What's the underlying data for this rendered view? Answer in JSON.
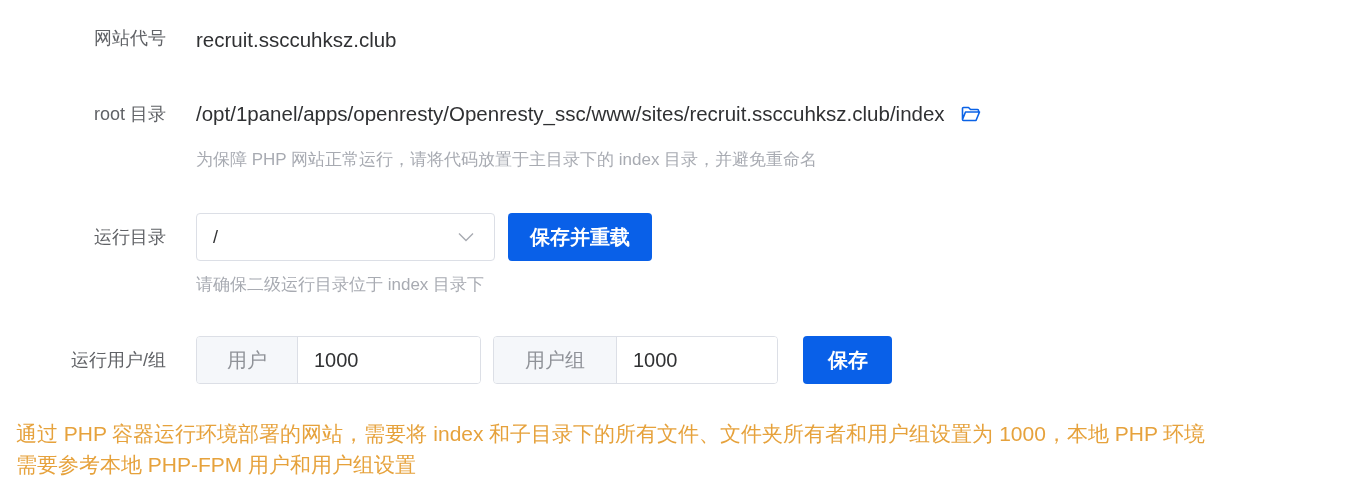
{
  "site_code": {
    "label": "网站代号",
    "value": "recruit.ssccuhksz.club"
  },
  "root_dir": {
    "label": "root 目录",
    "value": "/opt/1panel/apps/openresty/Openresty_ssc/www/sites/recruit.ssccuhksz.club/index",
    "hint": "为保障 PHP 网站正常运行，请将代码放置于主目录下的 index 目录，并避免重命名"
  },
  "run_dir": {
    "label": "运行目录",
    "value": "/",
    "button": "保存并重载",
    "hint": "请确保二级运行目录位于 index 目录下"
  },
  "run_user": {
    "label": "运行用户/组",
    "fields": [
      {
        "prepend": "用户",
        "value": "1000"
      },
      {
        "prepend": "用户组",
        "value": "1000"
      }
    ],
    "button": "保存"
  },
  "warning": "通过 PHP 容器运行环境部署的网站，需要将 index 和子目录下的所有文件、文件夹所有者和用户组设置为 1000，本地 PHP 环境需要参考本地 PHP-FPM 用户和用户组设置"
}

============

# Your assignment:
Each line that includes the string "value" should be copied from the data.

# Final answer:
    "value": "recruit.ssccuhksz.club"
    "value": "/opt/1panel/apps/openresty/Openresty_ssc/www/sites/recruit.ssccuhksz.club/index",
    "value": "/",
        "value": "1000"
        "value": "1000"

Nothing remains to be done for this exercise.